The makeover will change all of that.


“The real sort of push was to do something really different from anything else in San Diego,” Lents said, “to really make this a showcase park for the area.”


For starters, there will be a 9,500-square-foot children’s play area with sophisticated playground equipment.


The equipment will include what Lents said was a Viking swing – a large wooden structure that moves to mimic a ship as it’s rowed through the water.


“We added a fitness and game table area into the park along the north end,” Lents said.

 
The fitness equipment will be “a little bit more artistic and looks different from what you normally would see in a park,” Lents added, “not the traditional chin-up bar.”


The play area also will include a 35-foot-tall climbing tower with a 16-foot-high slide and a large climbing structure.


“It’s meant to be much more kind of a natural play area, it’s a lot of sort of large logs harvested from the Black Forest in Germany,” Lents said.


Picnicking


Troutman said that the new park also will have a 6,000-square-foot fenced-in dog section to better serve downtown’s new residents.


“A lot of people have condos. They don’t necessarily have a place to run dogs,” Lents said.

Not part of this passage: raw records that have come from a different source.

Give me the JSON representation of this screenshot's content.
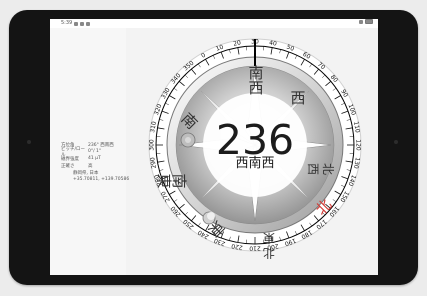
{
  "status_bar": {
    "time": "5:39",
    "signal_icon": "signal-icon",
    "battery_icon": "battery-icon"
  },
  "info_panel": {
    "rows": [
      {
        "label": "方位角",
        "value": "236° 西南西"
      },
      {
        "label": "ピッチ/ロール",
        "value": "0°/ 1°"
      },
      {
        "label": "磁界強度",
        "value": "41 µT"
      },
      {
        "label": "正確さ",
        "value": "高"
      }
    ],
    "location_name": "静岡県, 日本",
    "coordinates": "+35.70811, +139.70586"
  },
  "compass": {
    "heading_degrees": "236",
    "heading_direction": "西南西",
    "directions": [
      "南西",
      "西",
      "北西",
      "北",
      "北東",
      "東",
      "南東",
      "南"
    ],
    "ring_labels": [
      "330",
      "340",
      "350",
      "0",
      "10",
      "20",
      "30",
      "40",
      "50",
      "60",
      "70",
      "80",
      "90",
      "100",
      "110",
      "120",
      "130",
      "140",
      "150",
      "160",
      "170",
      "180",
      "190",
      "200",
      "210",
      "220",
      "230",
      "240",
      "250",
      "260",
      "270",
      "280",
      "290",
      "300",
      "310",
      "320"
    ]
  }
}
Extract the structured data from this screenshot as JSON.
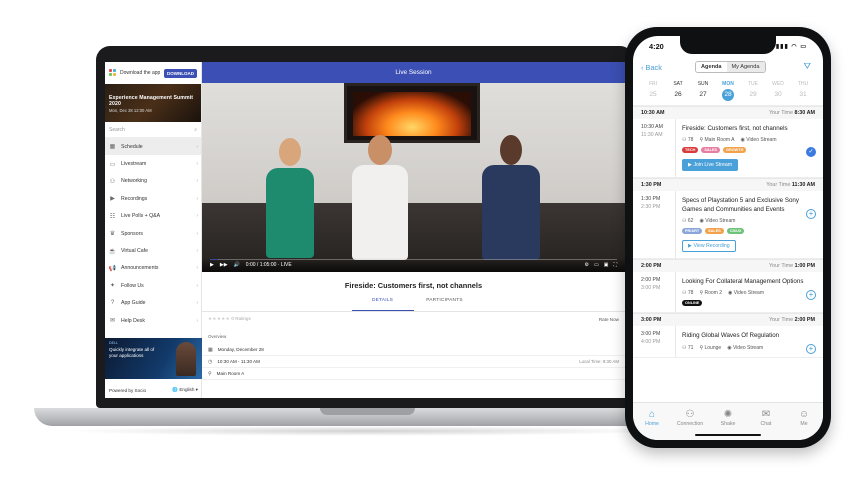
{
  "laptop": {
    "sidebar": {
      "download_text": "Download the app",
      "download_button": "DOWNLOAD",
      "event_title": "Experience Management Summit 2020",
      "event_date": "Mon, Dec 28 12:00 AM",
      "search_placeholder": "Search",
      "items": [
        {
          "label": "Schedule",
          "icon": "calendar-icon"
        },
        {
          "label": "Livestream",
          "icon": "monitor-icon"
        },
        {
          "label": "Networking",
          "icon": "people-icon"
        },
        {
          "label": "Recordings",
          "icon": "video-icon"
        },
        {
          "label": "Live Polls + Q&A",
          "icon": "poll-icon"
        },
        {
          "label": "Sponsors",
          "icon": "trophy-icon"
        },
        {
          "label": "Virtual Cafe",
          "icon": "cup-icon"
        },
        {
          "label": "Announcements",
          "icon": "megaphone-icon"
        },
        {
          "label": "Follow Us",
          "icon": "twitter-icon"
        },
        {
          "label": "App Guide",
          "icon": "help-icon"
        },
        {
          "label": "Help Desk",
          "icon": "chat-icon"
        }
      ],
      "promo_brand": "DELL",
      "promo_text": "Quickly integrate all of your applications",
      "powered_by": "Powered by Socio",
      "language": "English"
    },
    "main": {
      "header_title": "Live Session",
      "video_time": "0:00 / 1:05:00 · LIVE",
      "progress": 0.02,
      "session_title": "Fireside: Customers first, not channels",
      "tabs": [
        "DETAILS",
        "PARTICIPANTS"
      ],
      "rating_text": "0 Ratings",
      "rate_now": "Rate Now",
      "overview_label": "Overview",
      "date_line": "Monday, December 28",
      "time_line": "10:30 AM - 11:30 AM",
      "local_time": "Local Time: 8:30 AM",
      "location_line": "Main Room A"
    }
  },
  "phone": {
    "clock": "4:20",
    "back_label": "Back",
    "segments": [
      "Agenda",
      "My Agenda"
    ],
    "days": [
      {
        "label": "FRI",
        "num": "25"
      },
      {
        "label": "SAT",
        "num": "26"
      },
      {
        "label": "SUN",
        "num": "27"
      },
      {
        "label": "MON",
        "num": "28"
      },
      {
        "label": "TUE",
        "num": "29"
      },
      {
        "label": "WED",
        "num": "30"
      },
      {
        "label": "THU",
        "num": "31"
      }
    ],
    "slots": [
      {
        "time": "10:30 AM",
        "end": "11:30 AM",
        "your_time": "Your Time",
        "local": "8:30 AM",
        "title": "Fireside: Customers first, not channels",
        "count": "78",
        "room": "Main Room A",
        "stream": "Video Stream",
        "tags": [
          {
            "t": "TECH",
            "c": "#d93a3a"
          },
          {
            "t": "SALES",
            "c": "#e77fa3"
          },
          {
            "t": "GROWTH",
            "c": "#f2a24a"
          }
        ],
        "action": "Join Live Stream"
      },
      {
        "time": "1:30 PM",
        "end": "2:30 PM",
        "your_time": "Your Time",
        "local": "11:30 AM",
        "title": "Specs of Playstation 5 and Exclusive Sony Games and Communities and Events",
        "count": "62",
        "stream": "Video Stream",
        "tags": [
          {
            "t": "PR/ART",
            "c": "#8aa6d8"
          },
          {
            "t": "SALES",
            "c": "#f2a24a"
          },
          {
            "t": "CS/UX",
            "c": "#6ec27a"
          }
        ],
        "action": "View Recording"
      },
      {
        "time": "2:00 PM",
        "end": "3:00 PM",
        "your_time": "Your Time",
        "local": "1:00 PM",
        "title": "Looking For Collateral Management Options",
        "count": "78",
        "room": "Room 2",
        "stream": "Video Stream",
        "tags": [
          {
            "t": "ONLINE",
            "c": "#111111"
          }
        ]
      },
      {
        "time": "3:00 PM",
        "end": "4:00 PM",
        "your_time": "Your Time",
        "local": "2:00 PM",
        "title": "Riding Global Waves Of Regulation",
        "count": "71",
        "room": "Lounge",
        "stream": "Video Stream"
      }
    ],
    "tabbar": [
      "Home",
      "Connection",
      "Shake",
      "Chat",
      "Me"
    ]
  }
}
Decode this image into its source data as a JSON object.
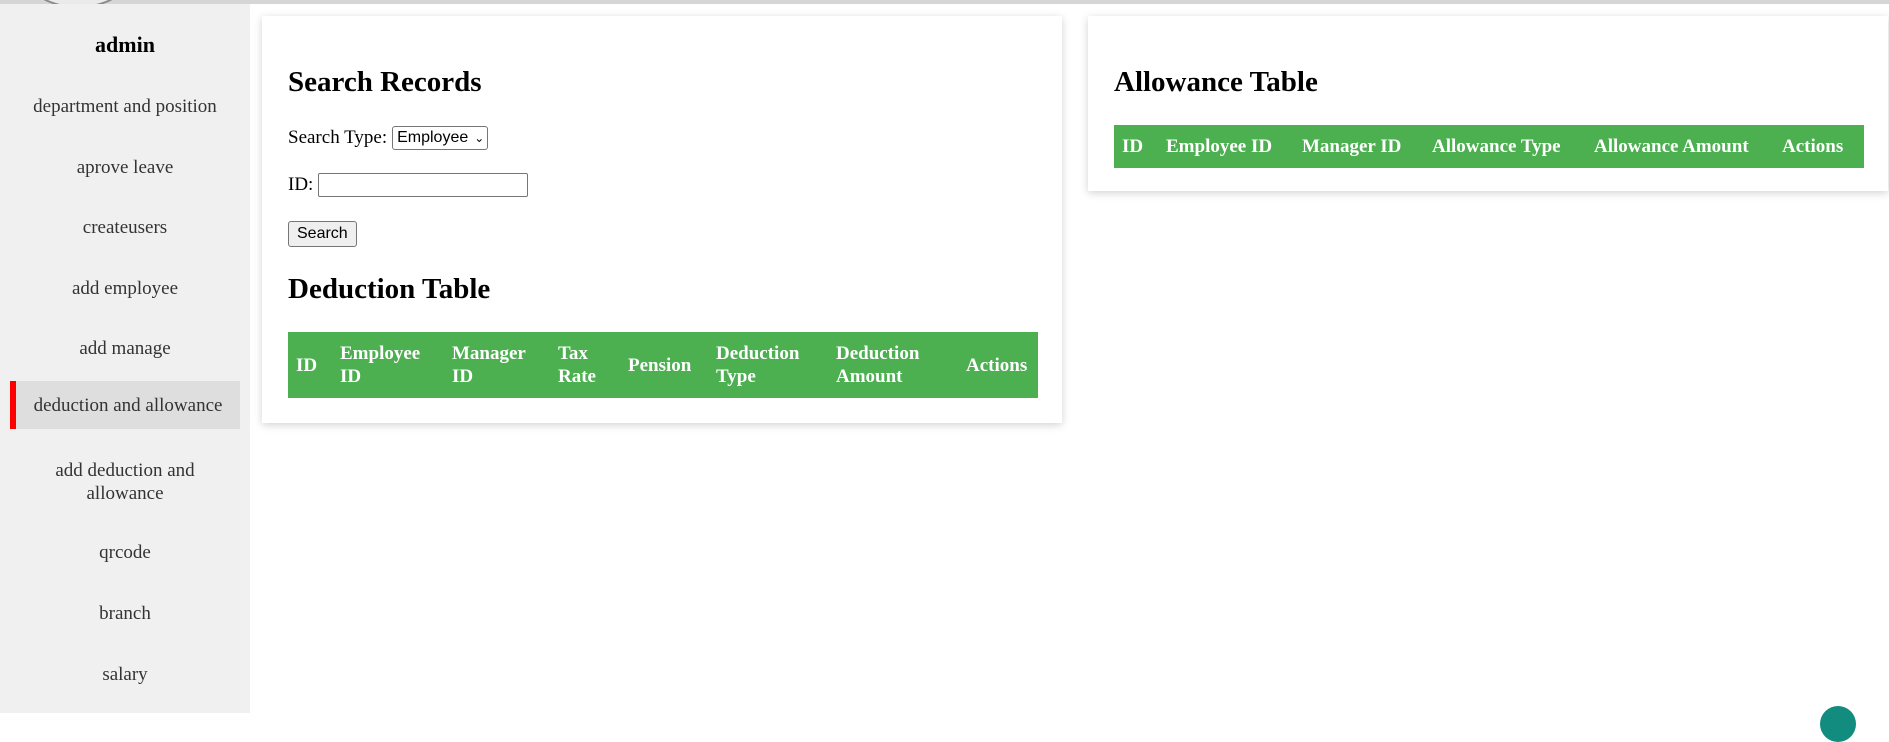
{
  "sidebar": {
    "user": "admin",
    "items": [
      {
        "label": "department and position"
      },
      {
        "label": "aprove leave"
      },
      {
        "label": "createusers"
      },
      {
        "label": "add employee"
      },
      {
        "label": "add manage"
      },
      {
        "label": "deduction and allowance",
        "active": true
      },
      {
        "label": "add deduction and allowance"
      },
      {
        "label": "qrcode"
      },
      {
        "label": "branch"
      },
      {
        "label": "salary"
      }
    ],
    "active_color": "#ff0000"
  },
  "search": {
    "title": "Search Records",
    "type_label": "Search Type:",
    "type_value": "Employee",
    "id_label": "ID:",
    "id_value": "",
    "button_label": "Search"
  },
  "deduction_table": {
    "title": "Deduction Table",
    "headers": [
      "ID",
      "Employee ID",
      "Manager ID",
      "Tax Rate",
      "Pension",
      "Deduction Type",
      "Deduction Amount",
      "Actions"
    ],
    "rows": []
  },
  "allowance_table": {
    "title": "Allowance Table",
    "headers": [
      "ID",
      "Employee ID",
      "Manager ID",
      "Allowance Type",
      "Allowance Amount",
      "Actions"
    ],
    "rows": []
  },
  "colors": {
    "table_header": "#4caf50",
    "sidebar_bg": "#f0f0f0"
  }
}
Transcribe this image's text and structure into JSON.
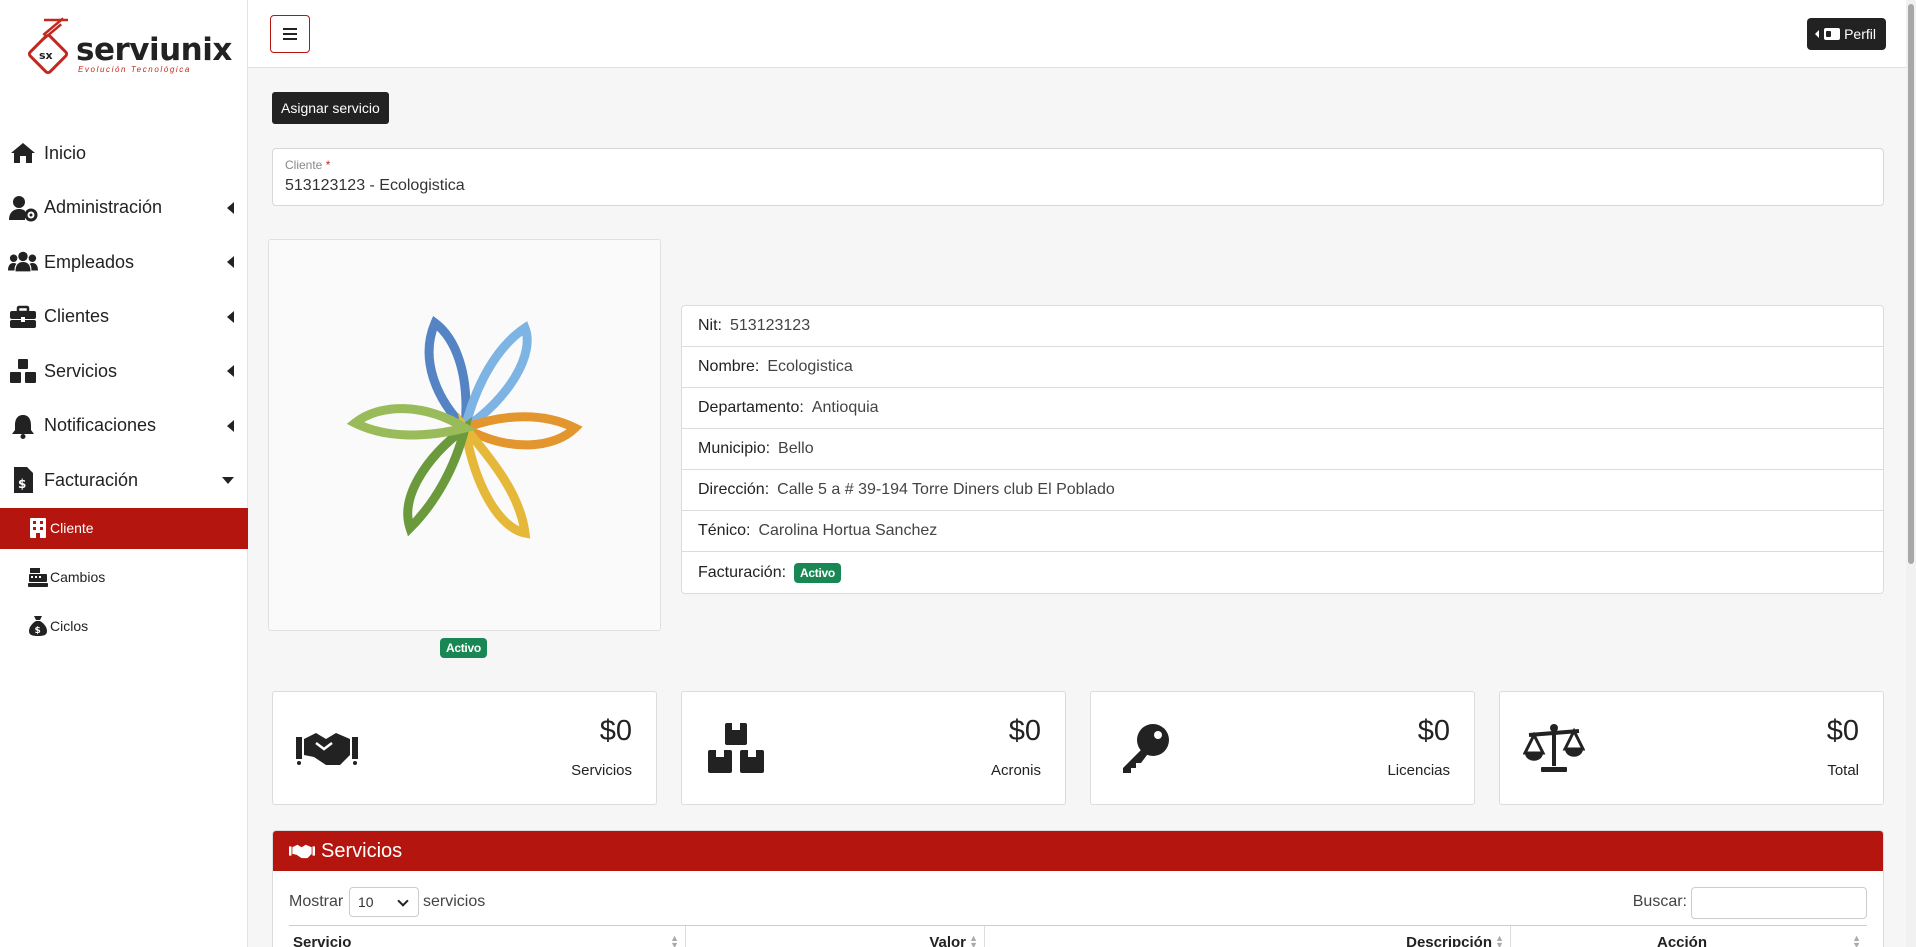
{
  "app": {
    "logo_text": "serviunix",
    "logo_tagline": "Evolución Tecnológica",
    "logo_mark": "sx"
  },
  "sidebar": {
    "items": [
      {
        "label": "Inicio",
        "icon": "home-icon"
      },
      {
        "label": "Administración",
        "icon": "user-gear-icon"
      },
      {
        "label": "Empleados",
        "icon": "users-icon"
      },
      {
        "label": "Clientes",
        "icon": "briefcase-icon"
      },
      {
        "label": "Servicios",
        "icon": "boxes-icon"
      },
      {
        "label": "Notificaciones",
        "icon": "bell-icon"
      },
      {
        "label": "Facturación",
        "icon": "invoice-icon"
      }
    ],
    "subitems": [
      {
        "label": "Cliente",
        "icon": "building-icon",
        "active": true
      },
      {
        "label": "Cambios",
        "icon": "cash-register-icon"
      },
      {
        "label": "Ciclos",
        "icon": "money-bag-icon"
      }
    ]
  },
  "topbar": {
    "menu_icon": "hamburger-icon",
    "profile_label": "Perfil"
  },
  "main": {
    "assign_button": "Asignar servicio",
    "client_field": {
      "label": "Cliente",
      "required_mark": "*",
      "value": "513123123 - Ecologistica"
    },
    "logo_status": "Activo",
    "info": {
      "nit_key": "Nit:",
      "nit_val": "513123123",
      "nombre_key": "Nombre:",
      "nombre_val": "Ecologistica",
      "depto_key": "Departamento:",
      "depto_val": "Antioquia",
      "municipio_key": "Municipio:",
      "municipio_val": "Bello",
      "direccion_key": "Dirección:",
      "direccion_val": "Calle 5 a # 39-194 Torre Diners club El Poblado",
      "tecnico_key": "Ténico:",
      "tecnico_val": "Carolina Hortua Sanchez",
      "facturacion_key": "Facturación:",
      "facturacion_val": "Activo"
    },
    "stats": [
      {
        "amount": "$0",
        "label": "Servicios",
        "icon": "handshake-icon"
      },
      {
        "amount": "$0",
        "label": "Acronis",
        "icon": "boxes-icon"
      },
      {
        "amount": "$0",
        "label": "Licencias",
        "icon": "key-icon"
      },
      {
        "amount": "$0",
        "label": "Total",
        "icon": "scale-icon"
      }
    ],
    "services_panel": {
      "title": "Servicios",
      "show_label": "Mostrar",
      "show_value": "10",
      "show_suffix": "servicios",
      "search_label": "Buscar:",
      "columns": [
        "Servicio",
        "Valor",
        "Descripción",
        "Acción"
      ]
    }
  },
  "colors": {
    "brand_red": "#b5150f",
    "success_green": "#198754",
    "dark": "#222222"
  }
}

Custom benches made of eucalyptus logs from Balboa Park also will be added to the park.


Troutman said among the biggest changes will be the addition of a 1,000 square-foot comfort station with unisex restrooms that will be staffed with an attendant around-the-clock.


“Public restrooms downtown have sort of been a challenge downtown,” Lents said.


A take-out restaurant and outdoor patio with public seating will be adjacent to the restrooms.


Troutman said that a trellis will cover the patio leading out to a grassy lawn. The trellis will be made of slats that can be rotated to provide more effective shading as the sun moves.


“We’re really trying to make the building kind of spread out and connect to the surrounding activities and almost create an expanded space for the restaurant,” Troutman said. “The idea is you lay out on the lawn and have a picnic.”


The Civic Pond will remain, but a boardwalk will be added “so you can actually walk out over the pond,” Lents said.


Spurlock Landscape Architects
Founded: 1988
Founder: Andrew Spurlock
Principal: Brad Lents
Headquarters: Little Italy
Employees: 20
Website: 
www.spurlock-land.com
Contact: info@spurlock-land.com; 619-681-0090
Notable: Spurlock’s San Diego County landscaping projects have included restoration and enhancement of the Balboa Park Botanical Gardens and grounds, the Tijuana Estuary Visitors Center in Imperial Beach, Petco Park Park at the Park, Nautilus Park and the Ocean Discovery Institute.